The Registry looks at all major crime categories and while noting that racial disparities exist in all categories, focuses on the three types of crimes producing the largest numbers of exonerations: murder, sexual assault, and drug crimes.[11] Black people convicted of murder or sexual assault are significantly more likely than their white counterparts to be later found innocent of the crimes.[12]

When it comes to exonerations for murder, half of those exonerated are black.  That’s 50% for a group that only make up 13% of the population.  Another gross overrepresentation. By comparison, whites make up 64% of the population and 36% of murder exonerations.  Compared to the population, blacks are seven times more likely to be wrongfully convicted for murder than whites.

Someone convicted of sexual assault is three-and-a-half times more likely to be innocent if that person is black rather than white.  Black sexual assault exonerees are represented at four-and-a-half times their proportion in the population.[13]

Drug crimes show the greatest disparities.
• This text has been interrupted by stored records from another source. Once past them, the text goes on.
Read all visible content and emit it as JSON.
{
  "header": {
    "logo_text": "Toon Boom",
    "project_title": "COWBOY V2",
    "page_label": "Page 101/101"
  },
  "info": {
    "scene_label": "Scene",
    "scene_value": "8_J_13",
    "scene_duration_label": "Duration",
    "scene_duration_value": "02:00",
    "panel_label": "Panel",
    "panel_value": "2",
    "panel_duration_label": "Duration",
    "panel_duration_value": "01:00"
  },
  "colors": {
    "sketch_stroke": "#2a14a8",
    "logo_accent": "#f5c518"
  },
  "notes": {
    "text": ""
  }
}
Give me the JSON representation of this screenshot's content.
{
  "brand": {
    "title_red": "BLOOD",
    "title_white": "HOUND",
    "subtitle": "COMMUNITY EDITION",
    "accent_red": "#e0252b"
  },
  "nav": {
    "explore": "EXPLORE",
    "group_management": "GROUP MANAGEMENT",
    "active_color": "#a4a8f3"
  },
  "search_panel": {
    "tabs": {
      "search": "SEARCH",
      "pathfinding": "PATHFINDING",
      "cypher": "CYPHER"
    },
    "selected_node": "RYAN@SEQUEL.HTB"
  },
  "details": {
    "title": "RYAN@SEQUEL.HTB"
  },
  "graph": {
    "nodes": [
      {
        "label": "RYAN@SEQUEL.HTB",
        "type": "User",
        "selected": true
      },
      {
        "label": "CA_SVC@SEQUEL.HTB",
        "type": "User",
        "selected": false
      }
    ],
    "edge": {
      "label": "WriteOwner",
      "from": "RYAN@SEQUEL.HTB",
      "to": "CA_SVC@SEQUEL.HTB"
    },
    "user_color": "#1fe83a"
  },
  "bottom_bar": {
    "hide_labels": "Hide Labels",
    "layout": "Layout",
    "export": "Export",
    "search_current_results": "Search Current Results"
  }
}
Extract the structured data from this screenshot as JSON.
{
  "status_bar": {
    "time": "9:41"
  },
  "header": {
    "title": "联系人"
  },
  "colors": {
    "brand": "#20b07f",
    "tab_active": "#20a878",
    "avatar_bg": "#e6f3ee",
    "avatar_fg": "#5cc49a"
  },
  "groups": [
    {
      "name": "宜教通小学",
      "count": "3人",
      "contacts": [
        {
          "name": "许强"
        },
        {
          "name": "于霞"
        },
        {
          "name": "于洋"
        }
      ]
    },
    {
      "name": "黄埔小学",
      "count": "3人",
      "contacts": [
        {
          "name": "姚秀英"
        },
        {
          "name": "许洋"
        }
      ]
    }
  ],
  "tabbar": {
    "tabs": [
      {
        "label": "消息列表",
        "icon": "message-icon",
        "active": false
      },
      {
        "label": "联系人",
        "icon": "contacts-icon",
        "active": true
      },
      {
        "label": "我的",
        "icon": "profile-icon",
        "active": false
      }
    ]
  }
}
Even though there is ample evidence that rates of drug use are comparable across races, black people are at least twelve times more likely to be convicted of drug crimes and overall are almost five times as likely to go to prison for drug possession when compared to whites.[14]

Race plays a huge factor in the criminal justice system, including in wrongful conviction.  Racial minorities are disproportionately represented at every stage of the system, from arrest through conviction.[15] I look forward to attending the conference and continuing to learn about issues surrounding race and wrongful conviction and to hear from individuals who have gone through this tragic experience.  The conference will take place less than mile from where Martin Luther King, Jr. was assassinated 50 years ago and will conclude with a march for racial justice ending at the Lorraine Motel, the site of the assassination.

[1] Innocence Project, https://www.innocenceproject.org/about/(Last visited Mar 8, 2018).

[2] Id.

[3] Dep’t of Pub Advocacy, Ky Inn. Proj., https://dpa.ky.gov/who_we_are/KIP/Pages/KIP.aspx.

[4] Matt Ferner, A Record Number of People Were Exonerated In 2015 For Crimes They Didn’t Commit, Huff. Post (Feb 3, 2016) https://www.huffingtonpost.com/entry/exonerations-2015_us_56ac0374e4b00b033aaf3da9.

[5] Niraj Chokshi, False Confessions, Mistaken Witnesses, Corrupt Investigators: Why 139 Innocent People Went to Jail, N.Y. Times (Mar 14, 2018) https://www.nytimes.com/2018/03/14/us/convict-exonerations-2017.html.

[6] Samuel R. Gross, The staggering number of wrongful convictions in America, Wash. Post (Jul 24, 2015) https://www.washingtonpost.com/opinions/the-cost-of-convicting-the-innocent/2015/07/24/260fc3a2-1aae-11e5-93b7-5eddc056ad8a_story.html?utm_term=.4aaf0592bcb8.

[7] DNA Exonerations in the United States, Inn. Proj. (last visited Mar 8 2018) https://www.innocenceproject.org/dna-exonerations-in-the-united-states/.

[8] Id.

[9] National Registry of Exonerations, https://www.law.umich.edu/special/exoneration/Pages/about.aspx, (last visited Mar 8, 2018).

[10] Id.

[11] Id.

[12] Niraj Chokshi, Black People More Likely to be Wrongfully Convicted of Murder, Study Shows, N.Y. Times (Mar 7, 2017) https://www.nytimes.com/2017/03/07/us/wrongful-convictions-race-exoneration.html.

[13] National Registry of Exonerations, https://www.law.umich.edu/special/exoneration/Pages/about.aspx.

[14] Id.

[15] See Edwin Grimsley, What Wrongful Convictions Teach Us About Racial Inequality, Inn. Proj. (Sep 26, 2012) https://www.innocenceproject.org/what-wrongful-convictions-teach-us-about-racial-inequality/.